● **PROVIDED DATA**
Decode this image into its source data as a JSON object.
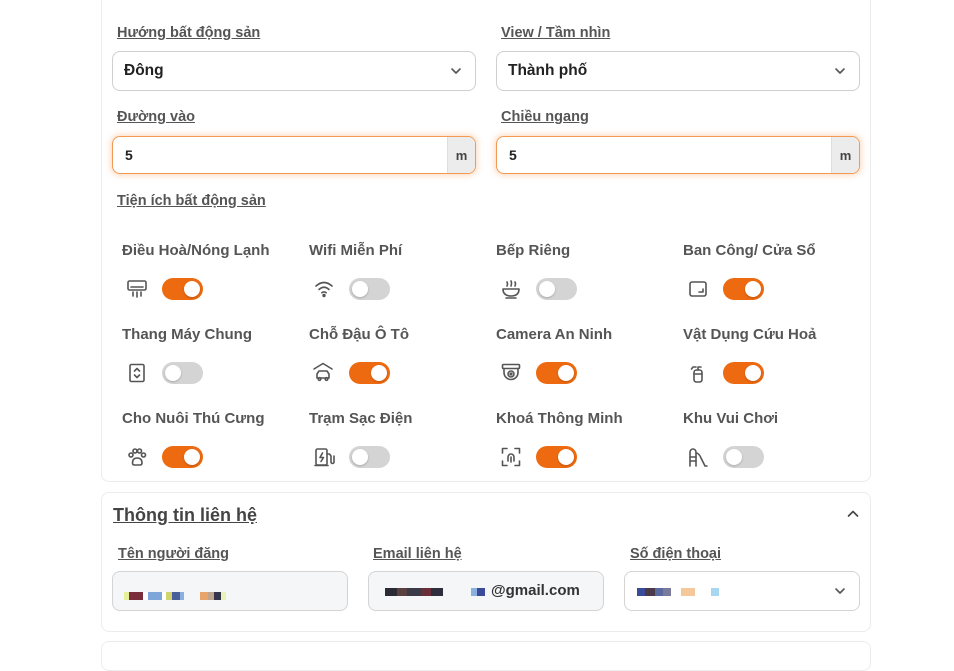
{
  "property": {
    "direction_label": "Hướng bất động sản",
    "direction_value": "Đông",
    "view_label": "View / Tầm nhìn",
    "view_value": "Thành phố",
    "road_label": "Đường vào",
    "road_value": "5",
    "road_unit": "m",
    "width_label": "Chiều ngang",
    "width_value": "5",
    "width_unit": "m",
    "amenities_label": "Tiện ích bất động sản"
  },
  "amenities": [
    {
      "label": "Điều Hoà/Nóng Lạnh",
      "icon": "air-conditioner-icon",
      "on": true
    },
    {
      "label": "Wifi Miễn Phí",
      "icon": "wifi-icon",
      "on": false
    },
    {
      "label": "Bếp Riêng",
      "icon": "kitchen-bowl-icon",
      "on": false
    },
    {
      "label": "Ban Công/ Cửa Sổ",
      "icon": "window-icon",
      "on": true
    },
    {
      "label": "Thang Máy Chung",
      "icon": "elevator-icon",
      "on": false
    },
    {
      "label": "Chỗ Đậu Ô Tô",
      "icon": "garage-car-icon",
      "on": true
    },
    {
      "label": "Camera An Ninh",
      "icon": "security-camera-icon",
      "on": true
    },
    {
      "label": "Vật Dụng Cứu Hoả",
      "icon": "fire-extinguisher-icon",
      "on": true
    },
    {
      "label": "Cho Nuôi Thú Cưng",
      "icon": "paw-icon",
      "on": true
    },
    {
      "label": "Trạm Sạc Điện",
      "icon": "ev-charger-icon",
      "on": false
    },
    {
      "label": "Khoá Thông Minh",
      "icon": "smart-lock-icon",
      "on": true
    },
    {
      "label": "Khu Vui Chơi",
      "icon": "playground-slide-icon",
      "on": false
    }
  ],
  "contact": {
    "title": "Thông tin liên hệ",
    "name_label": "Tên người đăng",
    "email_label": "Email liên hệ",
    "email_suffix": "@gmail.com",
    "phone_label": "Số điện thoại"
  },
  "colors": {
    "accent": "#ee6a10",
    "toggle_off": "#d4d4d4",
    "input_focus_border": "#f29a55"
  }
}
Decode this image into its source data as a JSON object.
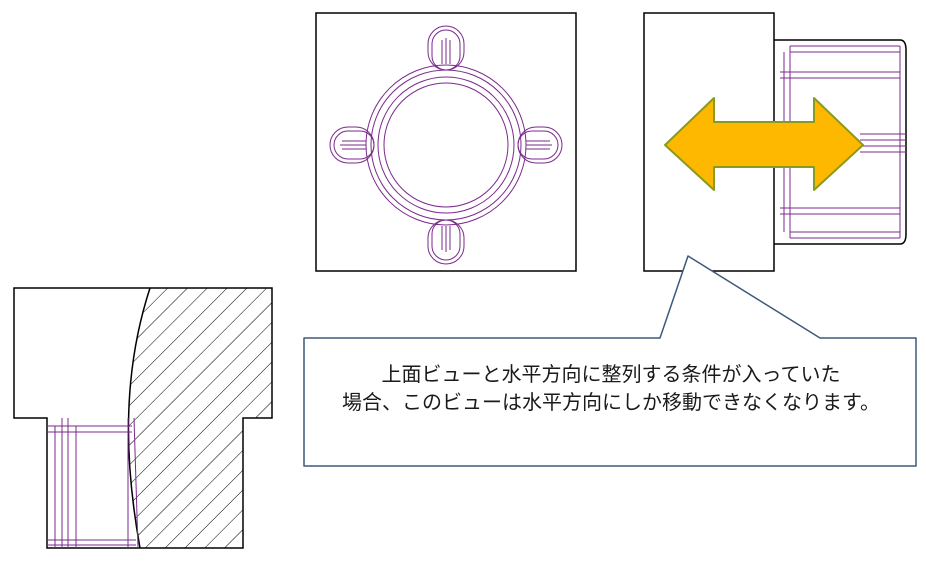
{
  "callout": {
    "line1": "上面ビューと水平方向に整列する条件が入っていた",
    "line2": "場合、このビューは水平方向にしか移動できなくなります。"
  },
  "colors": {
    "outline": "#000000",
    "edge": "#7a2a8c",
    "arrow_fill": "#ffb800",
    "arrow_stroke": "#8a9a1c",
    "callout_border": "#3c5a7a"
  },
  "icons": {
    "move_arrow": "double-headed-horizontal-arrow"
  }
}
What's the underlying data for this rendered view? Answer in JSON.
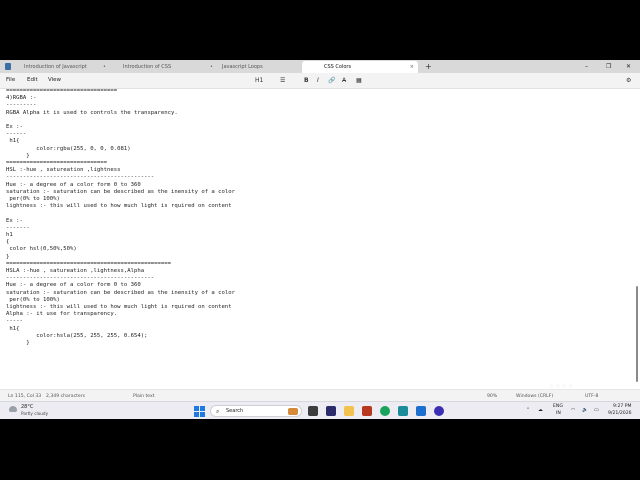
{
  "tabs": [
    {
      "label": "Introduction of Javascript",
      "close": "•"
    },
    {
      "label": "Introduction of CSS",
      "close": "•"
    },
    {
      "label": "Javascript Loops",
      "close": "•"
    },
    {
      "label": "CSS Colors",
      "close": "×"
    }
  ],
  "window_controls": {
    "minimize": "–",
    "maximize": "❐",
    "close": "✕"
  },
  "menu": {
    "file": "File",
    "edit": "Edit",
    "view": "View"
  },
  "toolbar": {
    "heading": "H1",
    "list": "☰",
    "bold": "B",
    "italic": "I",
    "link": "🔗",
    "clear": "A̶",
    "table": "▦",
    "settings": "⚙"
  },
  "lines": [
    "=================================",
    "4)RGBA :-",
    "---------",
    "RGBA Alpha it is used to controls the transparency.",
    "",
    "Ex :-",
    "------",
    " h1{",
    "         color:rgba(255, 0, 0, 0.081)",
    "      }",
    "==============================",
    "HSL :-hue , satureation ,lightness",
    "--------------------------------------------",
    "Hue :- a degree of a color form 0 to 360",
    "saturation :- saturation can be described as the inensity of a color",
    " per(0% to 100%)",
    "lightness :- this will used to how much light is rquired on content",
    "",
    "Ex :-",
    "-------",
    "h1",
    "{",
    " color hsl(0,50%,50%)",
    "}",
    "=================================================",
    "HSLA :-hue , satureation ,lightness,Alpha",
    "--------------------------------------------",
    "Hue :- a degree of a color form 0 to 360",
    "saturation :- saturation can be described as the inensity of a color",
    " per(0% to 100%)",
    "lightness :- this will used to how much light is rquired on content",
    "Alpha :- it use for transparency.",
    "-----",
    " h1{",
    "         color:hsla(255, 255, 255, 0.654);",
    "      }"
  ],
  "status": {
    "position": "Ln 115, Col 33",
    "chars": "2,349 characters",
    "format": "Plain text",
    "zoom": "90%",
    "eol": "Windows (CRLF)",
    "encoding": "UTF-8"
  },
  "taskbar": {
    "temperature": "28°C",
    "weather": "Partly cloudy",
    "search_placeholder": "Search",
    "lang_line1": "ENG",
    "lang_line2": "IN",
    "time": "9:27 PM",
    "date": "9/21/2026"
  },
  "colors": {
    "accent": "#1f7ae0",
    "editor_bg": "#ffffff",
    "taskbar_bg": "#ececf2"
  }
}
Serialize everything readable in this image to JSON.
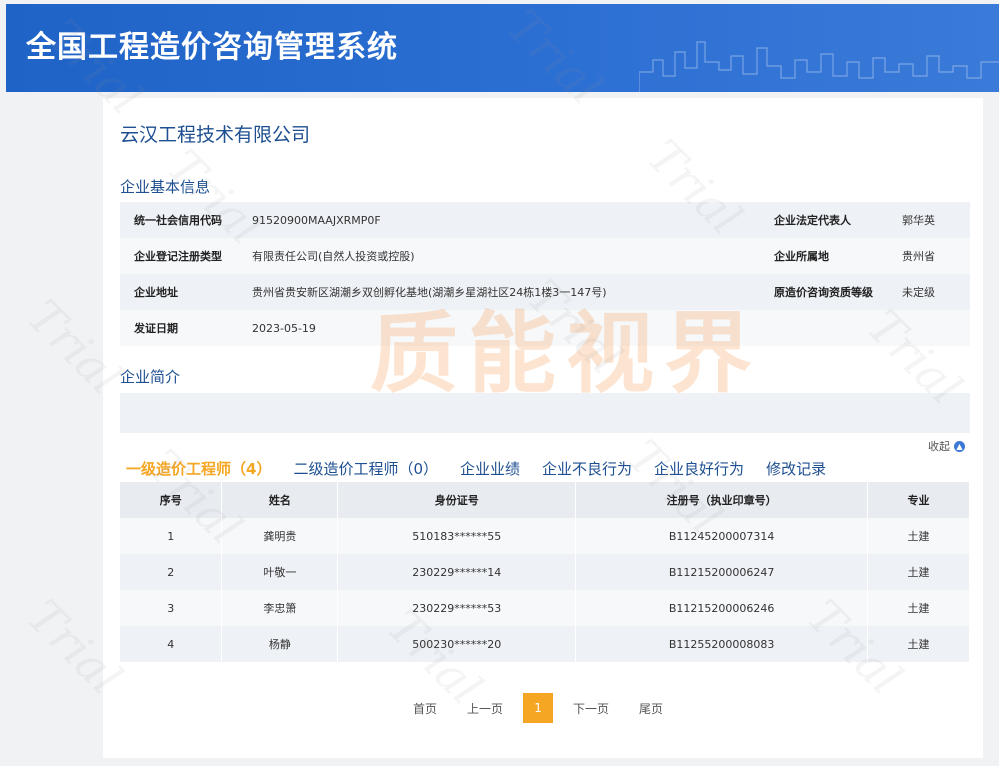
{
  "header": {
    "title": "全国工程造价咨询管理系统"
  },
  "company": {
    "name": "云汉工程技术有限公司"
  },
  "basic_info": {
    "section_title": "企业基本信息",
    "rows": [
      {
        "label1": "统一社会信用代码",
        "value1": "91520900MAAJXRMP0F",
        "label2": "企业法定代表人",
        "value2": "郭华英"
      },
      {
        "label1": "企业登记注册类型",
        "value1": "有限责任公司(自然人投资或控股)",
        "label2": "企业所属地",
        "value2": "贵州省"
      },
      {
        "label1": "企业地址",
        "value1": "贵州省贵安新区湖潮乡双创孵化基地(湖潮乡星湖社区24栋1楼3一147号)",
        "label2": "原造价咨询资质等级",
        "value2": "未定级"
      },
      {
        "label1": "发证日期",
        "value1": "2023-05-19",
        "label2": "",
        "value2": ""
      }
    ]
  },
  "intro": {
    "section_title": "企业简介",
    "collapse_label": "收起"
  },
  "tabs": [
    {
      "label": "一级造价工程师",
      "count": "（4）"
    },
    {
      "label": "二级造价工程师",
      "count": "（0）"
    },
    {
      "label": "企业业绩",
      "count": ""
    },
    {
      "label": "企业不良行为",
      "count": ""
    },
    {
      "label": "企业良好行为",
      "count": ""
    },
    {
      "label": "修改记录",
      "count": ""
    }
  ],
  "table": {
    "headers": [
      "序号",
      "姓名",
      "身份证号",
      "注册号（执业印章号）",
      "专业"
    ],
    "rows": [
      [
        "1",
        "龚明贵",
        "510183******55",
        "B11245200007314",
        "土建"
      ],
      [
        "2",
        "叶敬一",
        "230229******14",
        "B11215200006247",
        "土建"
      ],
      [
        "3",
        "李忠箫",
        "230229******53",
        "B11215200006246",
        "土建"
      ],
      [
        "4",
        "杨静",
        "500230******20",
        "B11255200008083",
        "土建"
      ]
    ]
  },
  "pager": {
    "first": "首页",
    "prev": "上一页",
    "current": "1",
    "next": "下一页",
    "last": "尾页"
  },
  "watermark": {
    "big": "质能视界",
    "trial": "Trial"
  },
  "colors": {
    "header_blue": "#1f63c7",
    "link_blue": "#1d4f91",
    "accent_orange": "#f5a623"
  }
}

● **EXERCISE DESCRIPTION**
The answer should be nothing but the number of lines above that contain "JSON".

● **RESULT OF THE EXERCISE**
4